Breaking up used to be so much simpler.
While the heartbreak never changes, the fallout of a nasty separation didn’t used to be so toxic. When relationships fell apart, it was entirely possible to move on without frequent reminders of what you once had.
Those days are loooooooooooong gone.
With the relatively recent rise of social media as a primary form of communication, the private has become public. Breakups are now events witnessed by everyone in your news feed, and any semblance of a dignified separation can be shattered by a single insensitive comment on Instagram.
So how can you move on without embarrassing yourself or your ex on the internet? How do you navigate the waters of breakup etiquette in this new digital landscape?
It’s tempting to spill your guts on social media after you’ve been dumped. Usually, that takes the form of an indirect, passive-aggressive message about loss, love, and life. But don’t think vagueness is fooling anyone. All your friends know who those Taylor Swift lyrics are referring to.
It will make you look desperate and pathetic if you publicize you broken heart all over the internet. Solution? Buy a journal and write in it every time you’re tempted to go public with those feelings.
Journal therapy can decrease anxiety, depression, and grief, so it can likely help you mend. Schedule a daily time to write down your thoughts, or keep a notebook around you when you’re tempted to write a melodramatic novel on Facebook.
Don’t delete your photos.
If you’ve spent enough time with someone, you likely have proof of your relationship all over Facebook. You may be tempted to remove all that evidence — especially if you’re angry about being dumped.
Don’t do that.
At some point, when you feel less bitter, you may want to look at those photos and even remember them fondly. No one stays a jilted lover forever, and you may be grateful for your past relationships when you see where they’ve led you.
Plus, deleting photos shows you’re not prepared to handle the breakup in a mature way. If you’ve tagged other people besides your ex in the photos, they may be bummed to find out their memories are gone too.
Abstain from social media altogether.
Spending time on social media is not the answer any time you’re feeling emotional. Studies indicate that social media use can cause people to crave attention and seek it in unhealthy ways.
Try detaching from your phone and temporarily deleting your social apps. Seeing happy couples on Instagram might fuel jealousy. Finding out your ex has already moved on through Facebook is even worse.
You don’t have to give up your phone. You can use apps like Duolingo to brush up on your Spanish or Headspace to practice meditating. New habits will help you move on, and focusing on personal improvement can help you come out the other side a better person.
If you’re having trouble staying away, use extensions such as StayFocusd or Simple Blocker to limit how much time you can spend on social media. Other apps like BreakFree Cell Phone Addiction will send an alert when you’ve been on your phone too long.
Ignore your ex.
Everyone loves to Facebook and Instagram stalk, and there’s no better subject than a recent ex. When you start stalking, it can be impossible to stop.
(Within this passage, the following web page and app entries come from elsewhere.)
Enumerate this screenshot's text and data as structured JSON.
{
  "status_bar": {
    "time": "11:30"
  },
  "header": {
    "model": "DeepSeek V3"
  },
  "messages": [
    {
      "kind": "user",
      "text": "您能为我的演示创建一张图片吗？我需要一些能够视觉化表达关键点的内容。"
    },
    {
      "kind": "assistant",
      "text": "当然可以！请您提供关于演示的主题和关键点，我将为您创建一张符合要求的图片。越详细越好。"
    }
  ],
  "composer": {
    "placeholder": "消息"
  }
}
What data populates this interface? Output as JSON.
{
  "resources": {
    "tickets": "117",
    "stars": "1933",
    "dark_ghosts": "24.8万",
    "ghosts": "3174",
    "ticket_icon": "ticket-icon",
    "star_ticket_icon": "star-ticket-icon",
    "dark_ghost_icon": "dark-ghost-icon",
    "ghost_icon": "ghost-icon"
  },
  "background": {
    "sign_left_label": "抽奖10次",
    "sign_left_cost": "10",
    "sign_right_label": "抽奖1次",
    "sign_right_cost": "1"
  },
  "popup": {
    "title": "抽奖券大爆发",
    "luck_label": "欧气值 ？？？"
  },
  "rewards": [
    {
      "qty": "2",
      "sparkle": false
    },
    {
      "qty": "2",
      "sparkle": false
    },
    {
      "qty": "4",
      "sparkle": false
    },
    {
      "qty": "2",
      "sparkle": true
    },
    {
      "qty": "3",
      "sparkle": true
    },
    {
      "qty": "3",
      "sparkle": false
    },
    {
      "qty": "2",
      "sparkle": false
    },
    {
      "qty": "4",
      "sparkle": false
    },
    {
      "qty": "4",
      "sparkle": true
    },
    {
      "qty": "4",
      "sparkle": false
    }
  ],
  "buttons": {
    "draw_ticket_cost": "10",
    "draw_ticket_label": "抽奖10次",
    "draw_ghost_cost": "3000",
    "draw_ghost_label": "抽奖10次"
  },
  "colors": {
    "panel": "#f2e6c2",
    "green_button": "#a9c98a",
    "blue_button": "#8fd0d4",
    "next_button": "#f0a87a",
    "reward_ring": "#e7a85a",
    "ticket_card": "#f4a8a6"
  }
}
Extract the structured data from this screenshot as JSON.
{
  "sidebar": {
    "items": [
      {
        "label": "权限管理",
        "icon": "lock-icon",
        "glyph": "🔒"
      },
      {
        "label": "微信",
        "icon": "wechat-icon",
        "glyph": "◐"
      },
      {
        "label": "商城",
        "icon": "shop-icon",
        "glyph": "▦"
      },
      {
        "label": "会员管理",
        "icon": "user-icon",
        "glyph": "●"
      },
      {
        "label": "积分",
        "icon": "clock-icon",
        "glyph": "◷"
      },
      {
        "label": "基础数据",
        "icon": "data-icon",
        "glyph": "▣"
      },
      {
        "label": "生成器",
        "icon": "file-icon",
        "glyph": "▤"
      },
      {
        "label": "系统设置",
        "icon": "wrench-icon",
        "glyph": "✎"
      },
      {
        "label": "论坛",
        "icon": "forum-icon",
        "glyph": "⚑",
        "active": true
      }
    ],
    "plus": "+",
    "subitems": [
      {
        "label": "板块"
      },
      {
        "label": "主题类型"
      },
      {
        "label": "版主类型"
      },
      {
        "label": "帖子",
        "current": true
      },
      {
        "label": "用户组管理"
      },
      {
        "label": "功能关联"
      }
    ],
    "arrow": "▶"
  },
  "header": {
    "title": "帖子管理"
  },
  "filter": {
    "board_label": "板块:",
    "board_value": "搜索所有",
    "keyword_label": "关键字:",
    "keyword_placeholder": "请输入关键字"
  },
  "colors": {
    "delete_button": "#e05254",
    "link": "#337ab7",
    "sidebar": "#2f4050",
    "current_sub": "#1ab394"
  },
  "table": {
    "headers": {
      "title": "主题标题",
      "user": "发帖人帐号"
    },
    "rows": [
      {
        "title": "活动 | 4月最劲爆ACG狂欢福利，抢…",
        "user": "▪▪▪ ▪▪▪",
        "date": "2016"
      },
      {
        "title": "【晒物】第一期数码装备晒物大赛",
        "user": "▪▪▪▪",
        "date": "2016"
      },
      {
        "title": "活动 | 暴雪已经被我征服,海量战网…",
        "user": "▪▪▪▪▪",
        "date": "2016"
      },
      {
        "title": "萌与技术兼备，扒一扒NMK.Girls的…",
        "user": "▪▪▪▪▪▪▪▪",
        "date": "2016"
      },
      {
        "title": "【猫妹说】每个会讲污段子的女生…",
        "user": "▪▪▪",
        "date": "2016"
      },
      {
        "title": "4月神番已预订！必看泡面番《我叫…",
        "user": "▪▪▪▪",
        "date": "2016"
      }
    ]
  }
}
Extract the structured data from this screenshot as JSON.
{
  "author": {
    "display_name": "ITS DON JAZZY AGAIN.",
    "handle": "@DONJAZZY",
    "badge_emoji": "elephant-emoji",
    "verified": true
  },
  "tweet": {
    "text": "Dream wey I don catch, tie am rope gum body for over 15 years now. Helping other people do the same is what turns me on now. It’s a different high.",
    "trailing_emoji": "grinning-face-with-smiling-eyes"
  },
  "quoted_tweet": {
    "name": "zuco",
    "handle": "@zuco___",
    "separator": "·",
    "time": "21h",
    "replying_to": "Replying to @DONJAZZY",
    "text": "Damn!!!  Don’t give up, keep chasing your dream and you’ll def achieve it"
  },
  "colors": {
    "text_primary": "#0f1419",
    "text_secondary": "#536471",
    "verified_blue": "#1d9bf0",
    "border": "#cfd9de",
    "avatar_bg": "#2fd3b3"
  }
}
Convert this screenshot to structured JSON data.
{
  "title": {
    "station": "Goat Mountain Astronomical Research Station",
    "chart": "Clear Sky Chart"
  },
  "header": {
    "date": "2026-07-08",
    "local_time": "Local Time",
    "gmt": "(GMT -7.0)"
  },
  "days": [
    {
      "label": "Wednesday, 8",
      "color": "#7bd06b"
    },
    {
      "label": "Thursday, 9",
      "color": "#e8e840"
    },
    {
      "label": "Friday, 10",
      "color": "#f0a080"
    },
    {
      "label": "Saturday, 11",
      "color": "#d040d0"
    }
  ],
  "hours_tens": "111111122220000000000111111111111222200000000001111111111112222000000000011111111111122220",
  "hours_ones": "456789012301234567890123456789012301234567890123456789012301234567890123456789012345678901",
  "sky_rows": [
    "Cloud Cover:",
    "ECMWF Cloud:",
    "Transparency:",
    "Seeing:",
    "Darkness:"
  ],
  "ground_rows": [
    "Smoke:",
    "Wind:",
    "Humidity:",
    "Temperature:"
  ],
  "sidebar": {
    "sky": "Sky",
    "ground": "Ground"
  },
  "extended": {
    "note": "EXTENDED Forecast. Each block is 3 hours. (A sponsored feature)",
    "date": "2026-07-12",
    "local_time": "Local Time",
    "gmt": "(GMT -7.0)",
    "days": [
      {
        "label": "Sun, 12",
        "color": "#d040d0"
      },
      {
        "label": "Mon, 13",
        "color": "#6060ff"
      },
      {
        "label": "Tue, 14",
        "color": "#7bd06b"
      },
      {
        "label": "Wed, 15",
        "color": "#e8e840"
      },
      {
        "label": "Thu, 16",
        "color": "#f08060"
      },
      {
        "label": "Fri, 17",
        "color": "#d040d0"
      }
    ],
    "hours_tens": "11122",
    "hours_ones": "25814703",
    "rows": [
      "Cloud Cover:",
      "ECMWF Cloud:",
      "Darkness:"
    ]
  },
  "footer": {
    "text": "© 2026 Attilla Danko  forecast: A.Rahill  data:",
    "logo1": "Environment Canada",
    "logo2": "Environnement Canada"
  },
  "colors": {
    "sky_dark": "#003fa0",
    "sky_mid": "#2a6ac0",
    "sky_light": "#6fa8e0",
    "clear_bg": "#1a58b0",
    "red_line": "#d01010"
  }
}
If your ex is active on social, you’ll likely find photos of them having fun, enjoying their new single status or, even worse, dating someone else.
I used to spend hours looking up ex-boyfriends on social after getting dumped. Trust me: I wish I could take back that time. I would have found out when they’d moved on anyway, and I could have been doing something healthy or productive instead.
Looking up your ex on social is an exercise in masochism. It won’t help you move on.Looking up your ex on social is an exercise in masochism. It won't help you move on.Click To Tweet
Delete personal comments off your page.
Everyone has a nosy aunt who loves to comment on any and every event in their life. It may not even occur to her that when she posts, “Sorry to hear you and Adam broke up!” everyone — including Adam — can see it.
If you see comments like that, delete them and message that individual privately. They may not realize what they’re doing and assume it’s like sending you a personal email. Be polite, but firmly explain why it’s not appropriate to make those statements on a public forum.
We’re all trying to navigate the new media landscape the best we can, but it can be hard for some people to discern what’s appropriate and what’s not. Setting clear boundaries for what you allow for discussion publicly makes it easier for everyone involved.